Keeping Your Crowning Glory: Hair Loss in Women
4/17/2013 12:10:00 PM
We remember when we saw Naomi Campbell's edges right? Obviously years of tight styles and weaves led to the loss of hair at the temples. But she is not alone. For various reasons, women suffer hair loss or even thinning hair. For black women, several factors may play a role to the loss of our crowning glory: our hair.
Forty percent of people who experience temporary or long term hair loss are women.The average scalp has 100,000 hairs and every follicle has a single hair that grows an average of rate of half an inch per month - pending other factors like diet, hair care, genetics, stress, etc. After growing for two to six years, hair rests awhile before falling out and then is replaced with a new hair. So after that, the cycle begins again. Most of the time, 85% of hair is growing and the remainder it's resting. But while your hair is at rest, you may discover the issue of hair loss. BDO writer Brittany Gatson, drops dime on the most common causes of hair loss for black women.
From Black Doctor:
The thyroid is a butterfly-shaped gland at the front of the neck. It produces hormones that regulate many processes throughout the body. If the gland makes too much or too little thyroid hormone, the hair growth cycle may falter. But hair loss is rarely the only sign of a thyroid problem. Other symptoms include weight gain or loss, sensitivity to cold or heat, and changes in heart rate.
Polycystic Ovary Syndrome
Women with polycystic ovary syndrome (PCOS) have a chronic hormonal imbalance. The body makes higher levels of androgens than expected. This often causes extra hair to sprout on the face and body, while hair on the scalp grows thinner. PCOS can also lead to ovulation problems, acne, and weight gain. But sometimes thinning hair is the only obvious sign.
Alopecia areata causes hair to fall out in startling patches. The culprit is the body’s own immune system, which mistakenly attacks healthy hair follicles. In most cases, the damage is not permanent. The missing patches usually grow back in six months to a year. In rare cases, people may lose all of the hair on their scalp and body.
Some women may notice their hair seems fuller during pregnancy. That’s thanks to high levels of hormones that keep resting hairs from falling out as they normally would. But it doesn’t last forever. After childbirth, when hormone levels return to normal, those strands fall out quickly. This can mean a surprising amount of hair loss at one time. It may take up to two years for hair to return to normal.
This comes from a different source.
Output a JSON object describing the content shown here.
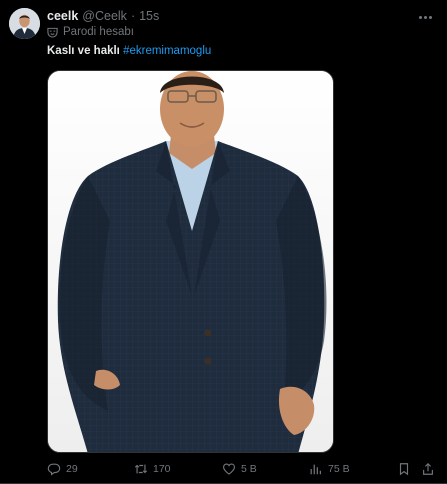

A little known side effect of birth control pills is the potential for hair loss. The hormones that suppress ovulation can cause hair to thin in some women, particularly those with a family history of hair loss. Sometimes hair loss begins when you stop taking the pill. Other drugs linked to hair loss include blood thinners and medicines that treat high blood pressure, heart disease, arthritis, and depression.
It’s no myth: Wearing cornrows or tight ponytails can irritate the scalp and cause hair to fall out. The same is true of using tight rollers. Let your hair down, and it should grow back normally. Be aware that long-term use of these styles can cause scarring of the scalp and permanent hair loss.
And is surgery an option? Dr. Sanusi Umar reached a breakthrough with his uGraft, a scapel-free, natural replacement, using body hair to conduct hair and eyebrow transplants. Check out his site dermhairclinic.com.
It may not be so serious you need surgery but if you are having hair loss, perhaps one of these reasons is key. Talk to your doctor, dermatologist, and yes - your stylist! Revamping how you care for your hair and getting to the root cause of loss may turn things around. Don't despair about your hair; be proactive about getting growth and care on the right track.